IEEE 802.1Q/1AD pseudo-device
Ethernet interface allows construction of
virtual LANs when used in conjunction with IEEE 802.1Q-compliant Ethernet
devices. The svlan
Ethernet interface allows
construction of IEEE 802.1AD-compliant provider bridges. It is normally used
for QinQ to stack vlan
interfaces on top of it.
The interfaces can be created at runtime using the
command or by setting up a
configuration file for
interface itself can be configured with
its manual page for more information.
devices, the 802.1Q header specifies the
virtual LAN number, and thus allows an Ethernet switch (or other 802.1Q
compliant network devices) to be aware of which LAN the frame is part of, and
in the case of a switch, which port(s) the frame can go to. Frames transmitted
through the vlan interface will be diverted to the specified physical
interface with a 802.1Q vlan tag added. 802.1Q frames received by the parent

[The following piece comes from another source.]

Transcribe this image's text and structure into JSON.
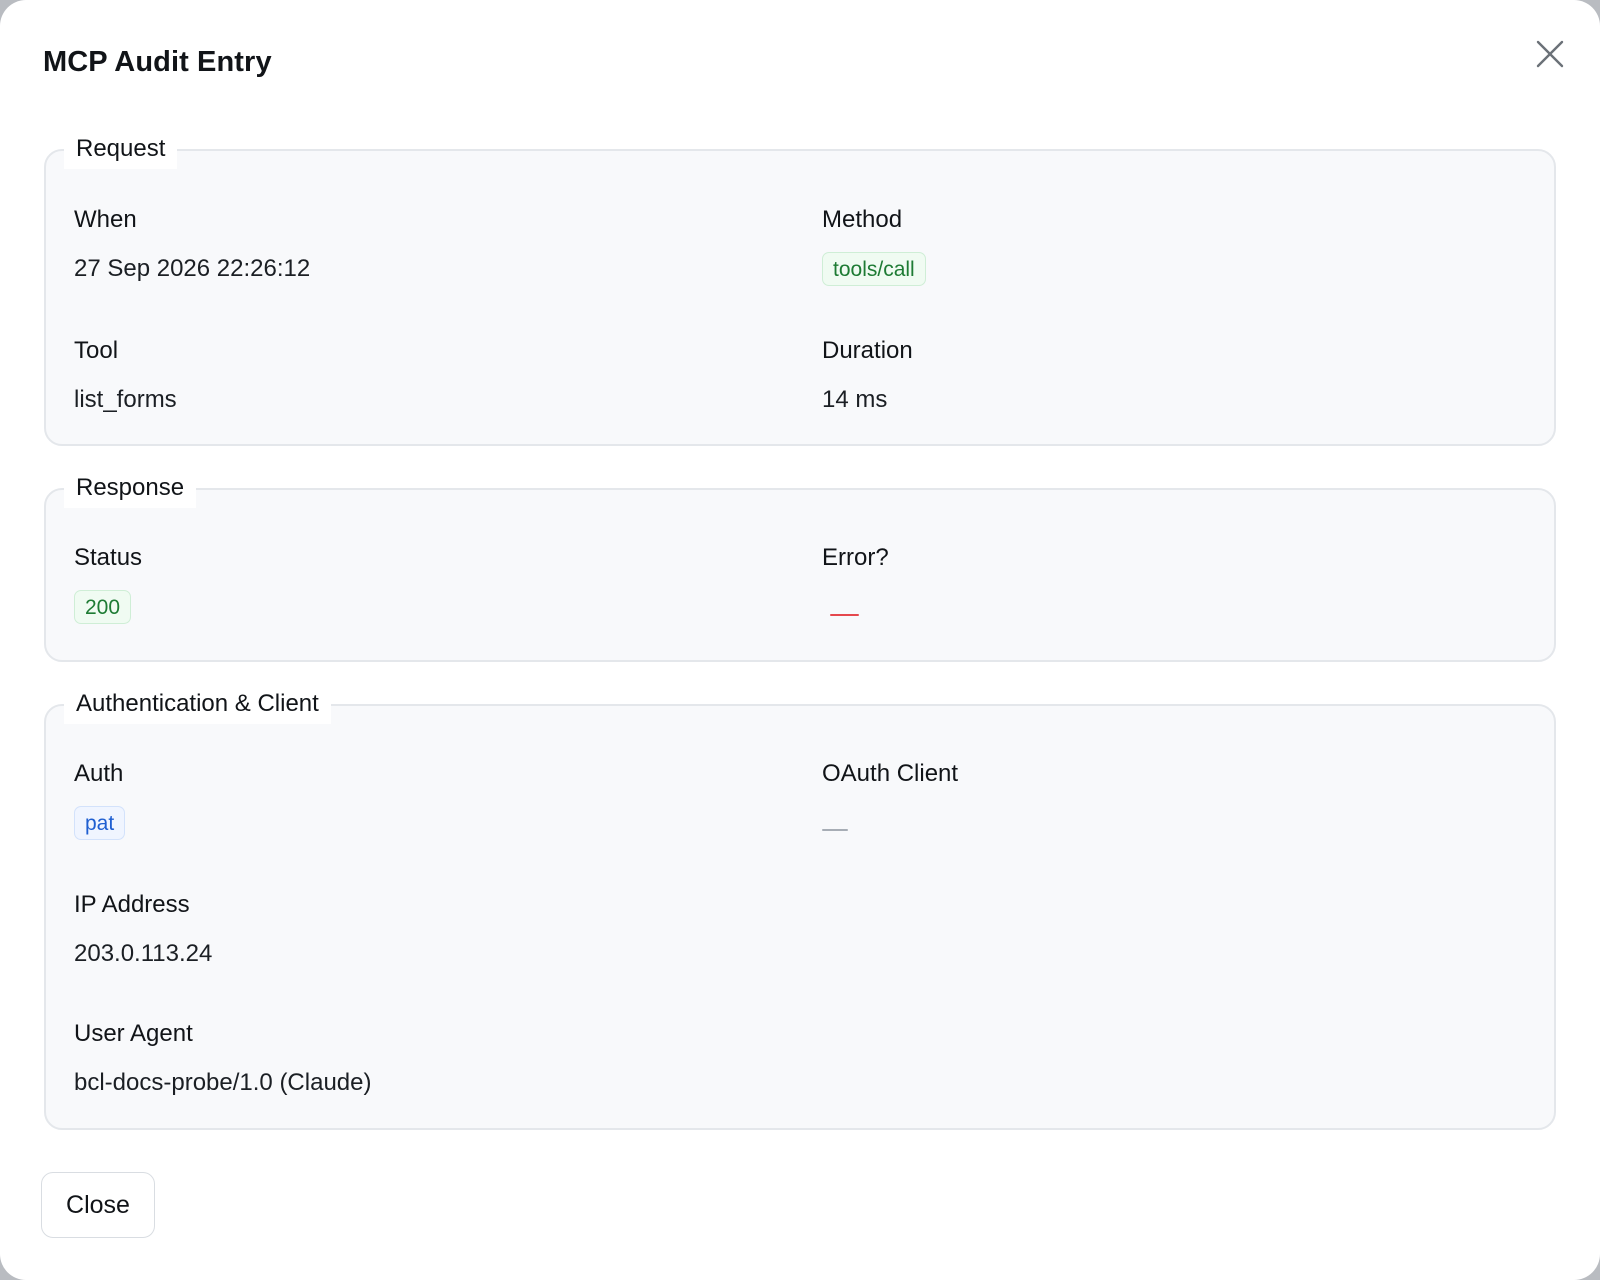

interface with the correct vlan tag will be diverted to the associated
Frame headers which normally contain the destination host, source host, and
protocol, are altered with additional information, comprising as follows: 16
bits for the ether type (0x8100); 3 bits for the priority field; 1 bit for the
canonical field (always 0); and 12 bits for the vlan identifier. The priority
field may be altered via
; see the
option for more information. Following the
vlan header is the actual ether type for the frame and length information.
devices, the configuration is identical
to the vlan
interface, the only differences being
that it uses a different Ethernet type (0x88a8) and an independent VLAN ID
space on the parent interface.
interfaces support the following unique
- Get the vlan tag and parent for a given vlan
- Set the vlan tag and parent for a given vlan
interfaces use the following interface capabilities:
- The parent interface can handle full sized frames, plus the
size of the vlan tag.
- The parent interface will participate in the tagging of
frames. (This is not supported by svlan
- vlan0: initialized with non-standard
mtu N (parent ...)
- The IFCAP_VLAN_MTU capability was not set on the parent
interface. We assume in this event that the parent interface is not
capable of handling frames larger than its MTU. This will generally result
in a non-compliant 802.1Q implementation.
Some Ethernet chips will either discard or truncate Ethernet frames that are
larger than 1514 bytes. This causes a problem as 802.1Q tagged frames can
be up to 1518 bytes. Most controller chips can be told not to discard
large frames and/or to increase the allowed frame size. Refer to the
hardware manual for your chip to do this.
If the IFCAP_VLAN_MTU capability is set on a vlan parent,
assumes that the Ethernet chip on the parent
can handle oversized frames. Either the chip allows 1518 byte frames by
default (such as rl(4)
the driver has instructed the chip to do so (such as
), or the driver
also takes advantage of a hardware tagging capability, and thus oversized
frames are never actually sent by OpenBSD
IEEE 802.1Q standard,
IEEE 802.1AD standard,
Provider Bridges, QinQ.